The Canary Islands have seen a remarkable increase in both tourist numbers and overnight stays, resulting in a boost to employment and turnover in the region. Data from the Canary Islands Tourism Research Department, a public company under the Ministry of Tourism and Employment of the Canary Islands Government, confirms this trend.
During the first half of the year, the archipelago welcomed 6.5 million tourists in traditional tourist accommodations, marking a 14% rise compared to the same period last year. Notably, foreign tourists experienced a growth of 16.5%, followed by mainlanders at 6.7%, and Canary Island residents at 1.6%. The surge in tourists is not only reflected in their numbers but also in their overnight stays, which have increased by 16.6% compared to the previous year’s first six months.
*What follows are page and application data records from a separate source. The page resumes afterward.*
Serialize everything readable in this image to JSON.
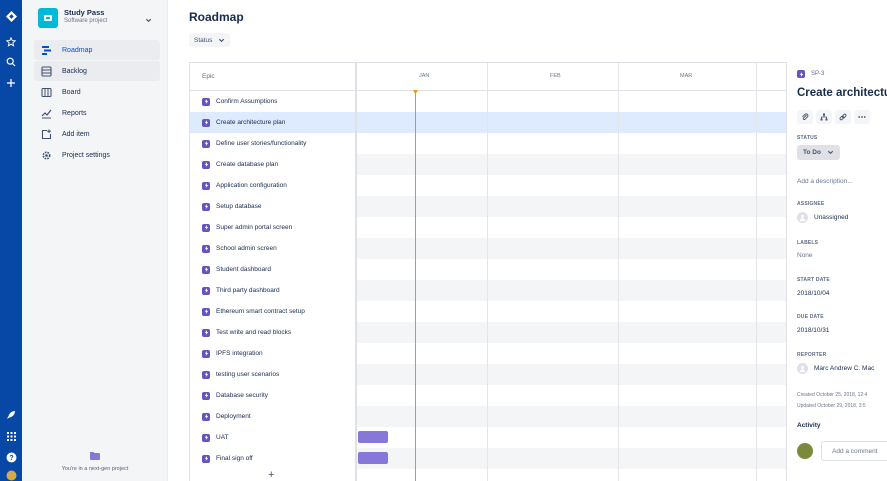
{
  "colors": {
    "global_nav": "#0747a6",
    "epic": "#6554c0",
    "bar": "#8777d9",
    "today_line": "#ff8b00",
    "selected_row": "#deebff"
  },
  "project": {
    "name": "Study Pass",
    "type": "Software project"
  },
  "sidebar": {
    "items": [
      {
        "label": "Roadmap",
        "icon": "roadmap-icon",
        "active": true
      },
      {
        "label": "Backlog",
        "icon": "backlog-icon",
        "active": false
      },
      {
        "label": "Board",
        "icon": "board-icon",
        "active": false
      },
      {
        "label": "Reports",
        "icon": "reports-icon",
        "active": false
      },
      {
        "label": "Add item",
        "icon": "add-item-icon",
        "active": false
      },
      {
        "label": "Project settings",
        "icon": "gear-icon",
        "active": false
      }
    ],
    "footer": "You're in a next-gen project"
  },
  "page": {
    "title": "Roadmap",
    "status_filter": "Status"
  },
  "roadmap": {
    "epic_header": "Epic",
    "months": [
      "JAN",
      "FEB",
      "MAR"
    ],
    "add_label": "+",
    "epics": [
      {
        "label": "Confirm Assumptions"
      },
      {
        "label": "Create architecture plan",
        "selected": true
      },
      {
        "label": "Define user stories/functionality"
      },
      {
        "label": "Create database plan"
      },
      {
        "label": "Application configuration"
      },
      {
        "label": "Setup database"
      },
      {
        "label": "Super admin portal screen"
      },
      {
        "label": "School admin screen"
      },
      {
        "label": "Student dashboard"
      },
      {
        "label": "Third party dashboard"
      },
      {
        "label": "Ethereum smart contract setup"
      },
      {
        "label": "Test write and read blocks"
      },
      {
        "label": "IPFS integration"
      },
      {
        "label": "testing user scenarios"
      },
      {
        "label": "Database security"
      },
      {
        "label": "Deployment"
      },
      {
        "label": "UAT",
        "has_bar": true
      },
      {
        "label": "Final sign off",
        "has_bar": true
      }
    ]
  },
  "detail": {
    "key": "SP-3",
    "title": "Create architecture plan",
    "status_label": "STATUS",
    "status_value": "To Do",
    "description_placeholder": "Add a description...",
    "assignee_label": "ASSIGNEE",
    "assignee_value": "Unassigned",
    "labels_label": "LABELS",
    "labels_value": "None",
    "start_label": "START DATE",
    "start_value": "2018/10/04",
    "due_label": "DUE DATE",
    "due_value": "2018/10/31",
    "reporter_label": "REPORTER",
    "reporter_value": "Marc Andrew C. Mac",
    "created": "Created October 25, 2018, 12:4",
    "updated": "Updated October 29, 2018, 3:5",
    "activity_label": "Activity",
    "comment_placeholder": "Add a comment"
  }
}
Councillor for Tourism and Employment, Jessica de León, emphasizes the vital recovery of tourism and aims to ensure that the industry continues to generate more wealth and better job opportunities while preserving the islands’ unique environmental resources sustainably.
The tourism industry’s employment has grown significantly, with a 25.6% increase in the first quarter of the year compared to the same period in 2022, amounting to 267,975 people working in the sector. Social Security enrollment in June rose by 4.3% in the Canary Islands (an additional 35,809 people) compared to the previous year, with higher growth in activities directly related to tourism (hotels and catering, travel agencies, and tour operators) at 7.9%.
Tourism expenditure has also shown impressive improvement, reaching 5,353 million euros in the first quarter, a substantial 50.4% increase compared to the same period last year, although influenced by higher inflation rates. Average daily visitor spending rose to €168.52, a 39.2% increase compared to the first three months of 2019, while spending per trip reached €1,432 (+44.5%).
The councillor underscores that tourism is an integral part of the archipelago’s identity and intends to focus on it not only as a significant economic driver, contributing 33% to GDP and accounting for 36.5% of total employment, but also as a platform to showcase their traditions, unique landscapes, and rich cultural, natural, and gastronomic heritage.